Soul searching for enviro groups -- and desperate RES push -- in wake of Senate defeat
Senate to skip carbon caps, renewable energy standards – report
Oil giants pledge $1B for 'rapid response' on spills
U.S. green revolution knocks, but few answer in South Bronx
China surpasses U.S. as largest power consumer, IEA says
Few improvements to oil spill cleanup since Exxon Valdez
Before rig explosion, scant difference between BP, other drillers on safety
Methane in Gulf "astonishingly high"
First Asian carp found in waterway near Great Lakes
Nature’s Path: A Quirkily Beautiful Shift Towards Sustainable Branding
Greening Our Capital Cities
A lucky few manage to profit from disaster
Carbon dioxide choking marine ecosystems – study
Members overseeing Gulf spill had millions in oil investments
Will bacterial plague follow crude along Gulf Coast?
Senate Dems want BP to set aside $20B for damages
Relief wells planned with little oversight
U.S. continues to lag in solar adoption
Solar Power Has Its Day
EPA withdraws rule excluding certain fuels from RCRA regulations
See how countries would fare in the 2010 Green World Cup
With cap in place, BP begins capturing crude
BP puts containment cap on gushing Gulf well pipe
Power companies lie back as push begins for Senate bill
Oil begins hitting Alabama's Dauphin Island
Key Countries Partner to Reduce Deforestation Emissions
U.S. to halt 33 exploration rigs in deepwater review
Ruptured BP well tops Valdez as worst U.S. spill
The Deepwater Oil Release Impact on Marine Life
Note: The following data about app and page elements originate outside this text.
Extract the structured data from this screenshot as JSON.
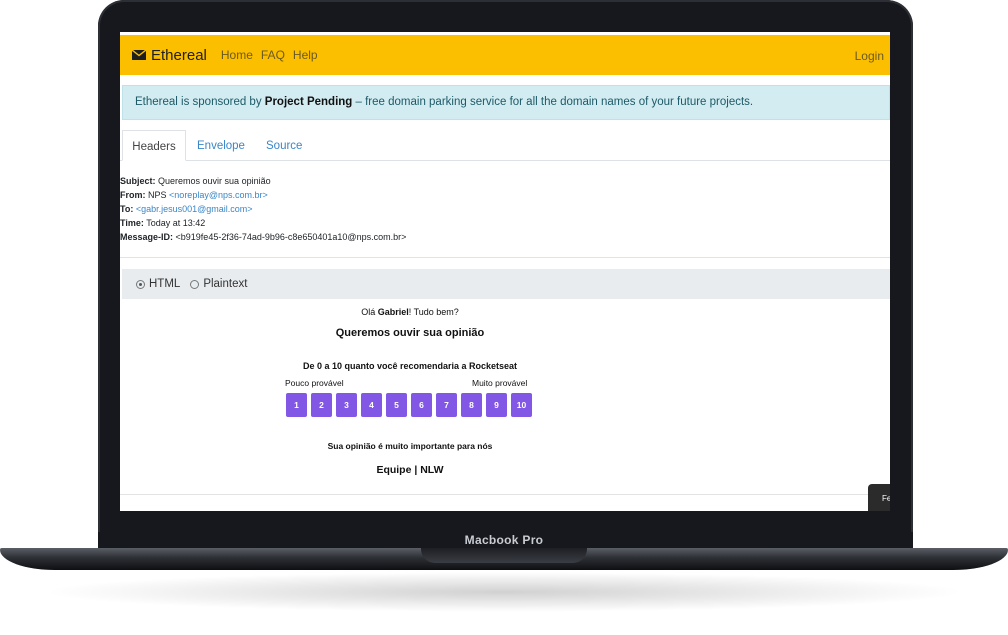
{
  "device": {
    "label": "Macbook Pro"
  },
  "navbar": {
    "brand": "Ethereal",
    "links": [
      "Home",
      "FAQ",
      "Help"
    ],
    "login": "Login",
    "accent": "#fcbf00"
  },
  "sponsor": {
    "prefix": "Ethereal is sponsored by ",
    "name": "Project Pending",
    "suffix": " – free domain parking service for all the domain names of your future projects."
  },
  "tabs": [
    "Headers",
    "Envelope",
    "Source"
  ],
  "message": {
    "subject_label": "Subject:",
    "subject": "Queremos ouvir sua opinião",
    "from_label": "From:",
    "from_name": "NPS",
    "from_email": "<noreplay@nps.com.br>",
    "to_label": "To:",
    "to_email": "<gabr.jesus001@gmail.com>",
    "time_label": "Time:",
    "time": "Today at 13:42",
    "id_label": "Message-ID:",
    "id": "<b919fe45-2f36-74ad-9b96-c8e650401a10@nps.com.br>"
  },
  "format": {
    "options": [
      "HTML",
      "Plaintext"
    ],
    "selected": "HTML"
  },
  "email_body": {
    "greeting_prefix": "Olá ",
    "greeting_name": "Gabriel",
    "greeting_suffix": "! Tudo bem?",
    "title": "Queremos ouvir sua opinião",
    "question": "De 0 a 10 quanto você recomendaria a Rocketseat",
    "low_label": "Pouco provável",
    "high_label": "Muito provável",
    "scores": [
      "1",
      "2",
      "3",
      "4",
      "5",
      "6",
      "7",
      "8",
      "9",
      "10"
    ],
    "button_color": "#8257e5",
    "importance": "Sua opinião é muito importante para nós",
    "signature": "Equipe | NLW"
  },
  "corner_button": {
    "label": "Fe"
  }
}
BP reduces estimate of how much oil it is capturing
Most large companies plan to increase spending on climate
National Academy of Sciences urges swift U.S. action to curb emissions Obama to set up oil spill panel Oil spill could be among worst ever House Republicans offer bill to keep climate out of NEPA reviews Arctic team reports unusual conditions near Pole
The big question: How much CO2 can the Earth hold?
'Green city' builders facing technological, financial hurdles
Troubled Senate emissions bill to undergo EPA analysis
Oil spill in Gulf of Mexico ‘could be worse than Exxon Valdez disaster’
Russia and Norway strike Arctic sea border deal
This video looks back at Earth Day April 22, 1970 and the environmental successes and challenges that Connecticut faces. Over the past 40 years, Connecticut has made great progress in cleaning up our air, waters and lands, preserving open space, protecting fish and wildlife, and protecting the public health. Watch here.
Global climate deal best option, but road rough-UN
China-led bloc to consider Kyoto climate pact future
Feel free to doubt climate change: just don’t deny it
Poll finds strong support for energy overhaul 'cap and refund'
Greenhouse gas regs won't affect small businesses